December 21st, the shortest day of the year, with the longest night of the year, is Homeless Memorial Day.
This day throughout the country homeless people who have died will be remembered.
These are often the invisible people in our community. Usually the homeless we see on the streets are just a fraction of the homeless in a community.Some have become homeless because of their own choices; most because of situations that have overtaken their lives from which they have difficulty recovering (addictions, domestic violence, mental illness, lack of affordable housing, loss of a job).
For some, reducing and preventing homelessness is not just a good thing to do, it is actually a moral obligation. Those who have, and who have in abundance have a obligation to care for those less fortunate. The Bible links care for the poor with the reminder that God has cared for us in dramatic ways: I am the Lord your God who rescued you from slavery in Egypt…therefore, attend to the poor, the widow, the alien.
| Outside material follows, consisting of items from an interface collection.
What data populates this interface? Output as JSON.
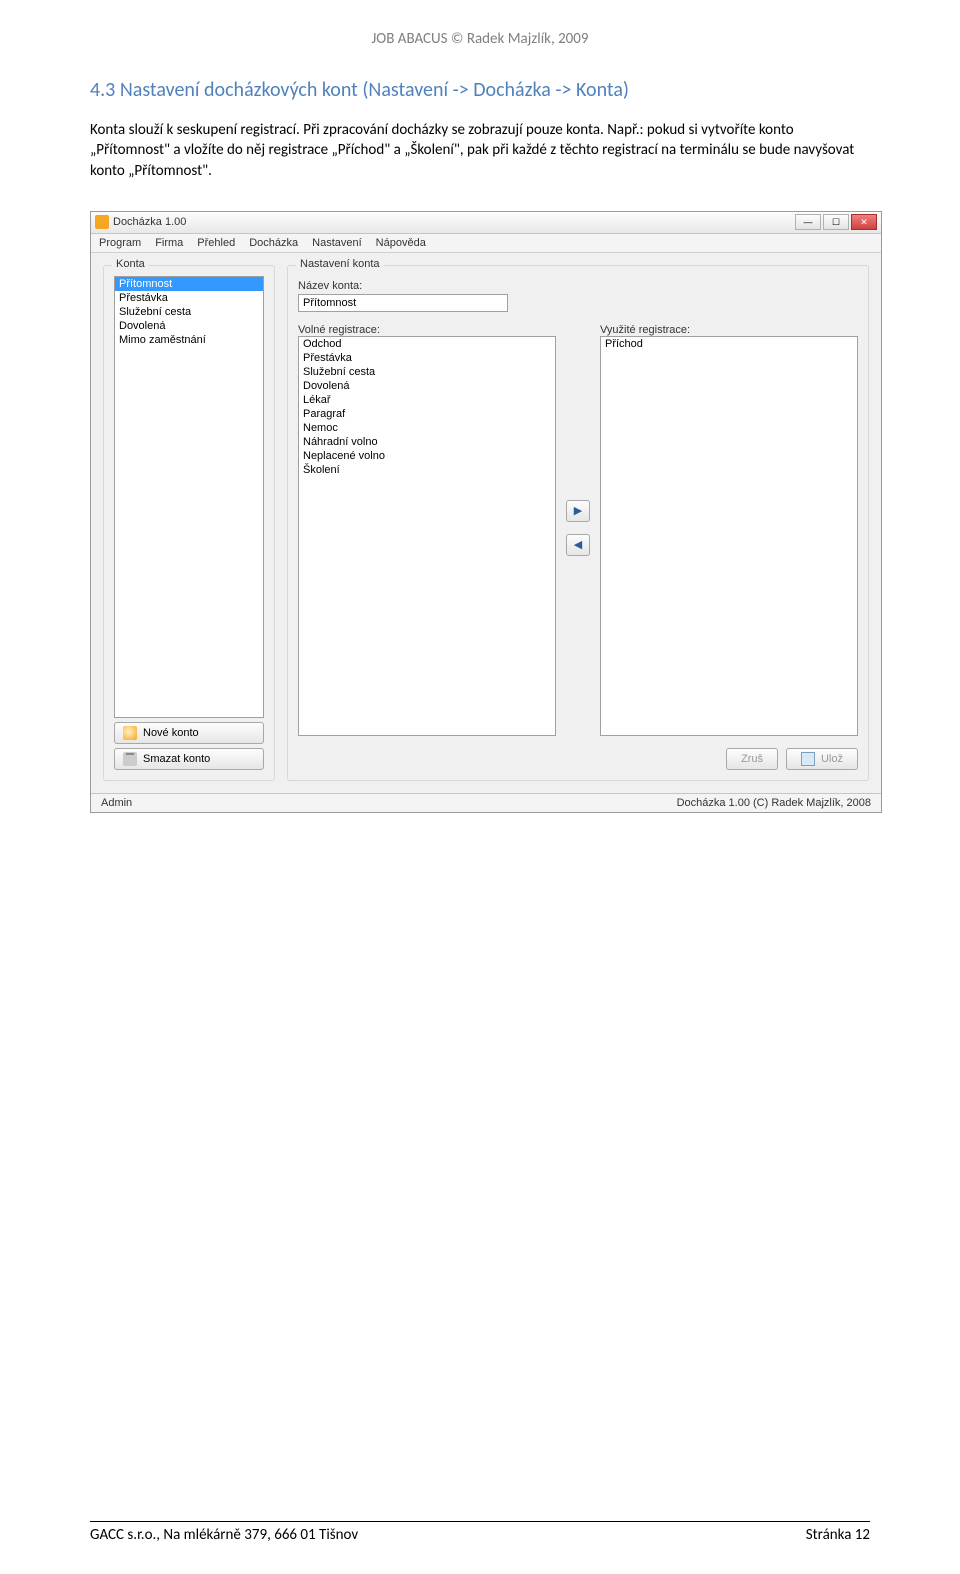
{
  "doc": {
    "header": "JOB ABACUS © Radek Majzlík, 2009",
    "section_title": "4.3 Nastavení docházkových kont (Nastavení -> Docházka -> Konta)",
    "body": "Konta slouží k seskupení registrací. Při zpracování docházky se zobrazují pouze konta. Např.: pokud si vytvoříte konto „Přítomnost\" a vložíte do něj registrace „Příchod\" a „Školení\", pak při každé z těchto registrací na terminálu se bude navyšovat konto „Přítomnost\".",
    "footer_left": "GACC s.r.o., Na mlékárně 379, 666 01 Tišnov",
    "footer_right": "Stránka 12"
  },
  "window": {
    "title": "Docházka 1.00",
    "menu": [
      "Program",
      "Firma",
      "Přehled",
      "Docházka",
      "Nastavení",
      "Nápověda"
    ],
    "left": {
      "group_label": "Konta",
      "items": [
        "Přítomnost",
        "Přestávka",
        "Služební cesta",
        "Dovolená",
        "Mimo zaměstnání"
      ],
      "selected_index": 0,
      "btn_new": "Nové konto",
      "btn_delete": "Smazat konto"
    },
    "right": {
      "group_label": "Nastavení konta",
      "name_label": "Název konta:",
      "name_value": "Přítomnost",
      "free_label": "Volné registrace:",
      "free_items": [
        "Odchod",
        "Přestávka",
        "Služební cesta",
        "Dovolená",
        "Lékař",
        "Paragraf",
        "Nemoc",
        "Náhradní volno",
        "Neplacené volno",
        "Školení"
      ],
      "used_label": "Využité registrace:",
      "used_items": [
        "Příchod"
      ],
      "btn_cancel": "Zruš",
      "btn_save": "Ulož"
    },
    "status_left": "Admin",
    "status_right": "Docházka 1.00 (C) Radek Majzlík, 2008"
  }
}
In Simi Valley where I live…a nice suburb north of Los Angeles, three homeless people died this year. One died at a local winter shelter site, one died in pickup truck in a driveway, one died in a dumpster—all three called Simi Valley home.
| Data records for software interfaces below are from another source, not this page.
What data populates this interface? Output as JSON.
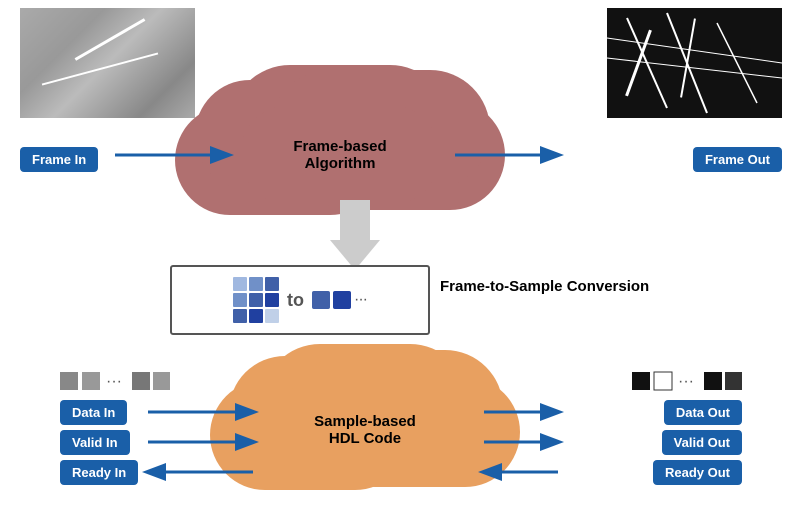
{
  "top_section": {
    "cloud_top_label": "Frame-based\nAlgorithm",
    "btn_frame_in": "Frame In",
    "btn_frame_out": "Frame Out"
  },
  "conversion": {
    "label": "Frame-to-Sample Conversion"
  },
  "bottom_section": {
    "cloud_bottom_label": "Sample-based\nHDL Code",
    "btn_data_in": "Data In",
    "btn_valid_in": "Valid In",
    "btn_ready_in": "Ready In",
    "btn_data_out": "Data Out",
    "btn_valid_out": "Valid Out",
    "btn_ready_out": "Ready Out"
  },
  "colors": {
    "btn_blue": "#1a5fa8",
    "cloud_top": "#b07070",
    "cloud_bottom": "#e8a060",
    "arrow": "#1a5fa8",
    "big_arrow": "#cccccc"
  }
}
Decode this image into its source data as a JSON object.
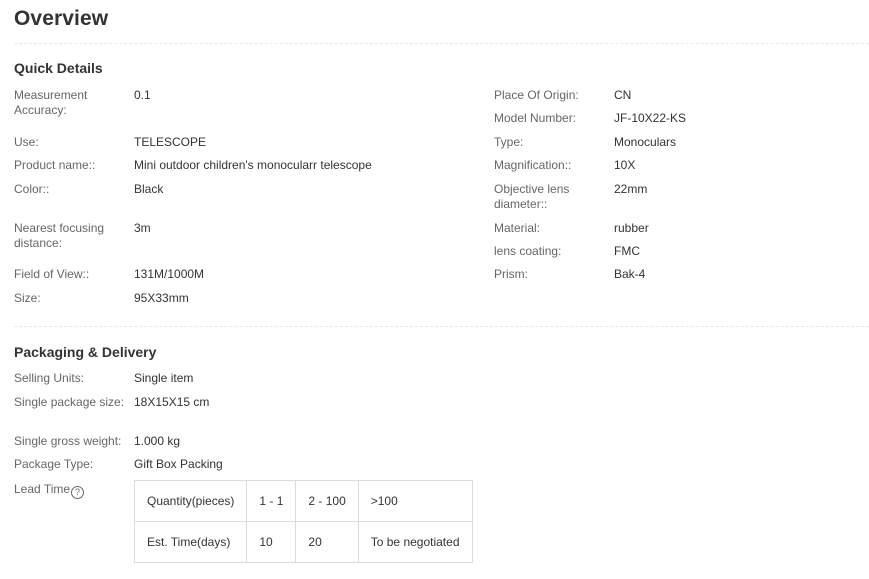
{
  "title": "Overview",
  "quick_details": {
    "heading": "Quick Details",
    "left": [
      {
        "label": "Measurement Accuracy:",
        "value": "0.1"
      },
      {
        "label": "Use:",
        "value": "TELESCOPE"
      },
      {
        "label": "Product name::",
        "value": "Mini outdoor children's monocularr telescope"
      },
      {
        "label": "Color::",
        "value": "Black"
      },
      {
        "label": "Nearest focusing distance:",
        "value": "3m"
      },
      {
        "label": "Field of View::",
        "value": "131M/1000M"
      },
      {
        "label": "Size:",
        "value": "95X33mm"
      }
    ],
    "right": [
      {
        "label": "Place Of Origin:",
        "value": "CN"
      },
      {
        "label": "Model Number:",
        "value": "JF-10X22-KS"
      },
      {
        "label": "Type:",
        "value": "Monoculars"
      },
      {
        "label": "Magnification::",
        "value": "10X"
      },
      {
        "label": "Objective lens diameter::",
        "value": "22mm"
      },
      {
        "label": "Material:",
        "value": "rubber"
      },
      {
        "label": "lens coating:",
        "value": "FMC"
      },
      {
        "label": "Prism:",
        "value": "Bak-4"
      }
    ]
  },
  "packaging": {
    "heading": "Packaging & Delivery",
    "items": [
      {
        "label": "Selling Units:",
        "value": "Single item"
      },
      {
        "label": "Single package size:",
        "value": "18X15X15 cm"
      },
      {
        "label": "Single gross weight:",
        "value": "1.000 kg"
      },
      {
        "label": "Package Type:",
        "value": "Gift Box Packing"
      }
    ],
    "lead_time": {
      "label": "Lead Time",
      "help_icon": "question-circle-icon",
      "rows": [
        [
          "Quantity(pieces)",
          "1 - 1",
          "2 - 100",
          ">100"
        ],
        [
          "Est. Time(days)",
          "10",
          "20",
          "To be negotiated"
        ]
      ]
    }
  }
}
Each one struggled with significant issues that made them homeless and kept them homeless
They are some of the invisible people–here is a part of their story
Kevin was a long time resident of Simi Valley and used the services of the Samaritan Center (local homeless service center) on a fairly regular basis. Through all his inner struggles he still managed to break into a smile and laugh about things. He had several close friends at the center and offered to help where he could. He was in a very peaceful state the week that he passed.
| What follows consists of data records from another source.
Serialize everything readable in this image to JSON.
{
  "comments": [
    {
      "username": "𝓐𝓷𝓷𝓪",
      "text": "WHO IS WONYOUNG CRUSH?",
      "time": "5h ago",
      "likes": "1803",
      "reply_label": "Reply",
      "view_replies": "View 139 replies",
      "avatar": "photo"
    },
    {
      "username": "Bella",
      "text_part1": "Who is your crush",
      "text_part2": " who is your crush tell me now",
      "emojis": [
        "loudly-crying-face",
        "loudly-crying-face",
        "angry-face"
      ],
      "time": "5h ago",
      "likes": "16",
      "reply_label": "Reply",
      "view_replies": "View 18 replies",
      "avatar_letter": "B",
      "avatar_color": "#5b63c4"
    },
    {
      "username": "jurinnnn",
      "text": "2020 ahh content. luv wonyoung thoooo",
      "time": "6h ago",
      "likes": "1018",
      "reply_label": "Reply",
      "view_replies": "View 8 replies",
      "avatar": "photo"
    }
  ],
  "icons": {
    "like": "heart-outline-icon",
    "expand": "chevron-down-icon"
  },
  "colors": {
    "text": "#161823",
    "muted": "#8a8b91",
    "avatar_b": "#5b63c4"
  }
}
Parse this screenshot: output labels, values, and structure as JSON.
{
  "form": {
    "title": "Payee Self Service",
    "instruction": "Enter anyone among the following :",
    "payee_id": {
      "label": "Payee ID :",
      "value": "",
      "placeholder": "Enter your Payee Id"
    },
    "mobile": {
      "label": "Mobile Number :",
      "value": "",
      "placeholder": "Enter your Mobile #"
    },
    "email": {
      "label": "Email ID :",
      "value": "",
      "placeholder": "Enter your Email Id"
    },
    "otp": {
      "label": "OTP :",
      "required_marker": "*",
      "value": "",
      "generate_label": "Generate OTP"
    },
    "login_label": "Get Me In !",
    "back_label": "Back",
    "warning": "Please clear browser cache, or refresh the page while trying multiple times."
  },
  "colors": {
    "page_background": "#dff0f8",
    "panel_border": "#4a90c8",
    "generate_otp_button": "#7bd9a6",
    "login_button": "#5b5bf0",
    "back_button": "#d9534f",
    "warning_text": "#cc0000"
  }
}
Mike was also a long time resident of Simi Valley. He had many friends and was always one to talk with other clients that were in at state of unrest. There were several clients that commented on his ability to calm them and show them that some of the things that upset them weren’t worth being upset over. He was always willing to help at the center when asked.
Jim was a long time client at the Samaritan center. He fought many inner issues over the years, but was making progress in putting them behind him. He made changes that got him off the streets the latter part of his life. He talked about his desires to see his son find a way out of the life on the streets.
Peace to their memory
Those of us who have…and most of us have alot, and often more, so much more than enough…have an obligation to give to others.
Our goal in Simi Valley is to be a community that works together–faith communities, city and county government, local businesses, non-profits–in order to reduce and prevent homelessness. We have moved beyond simply maintaining homelessness. We want to reduce it and prevent it.
On the day with the longest night–consider how you might work to end homeless in your community.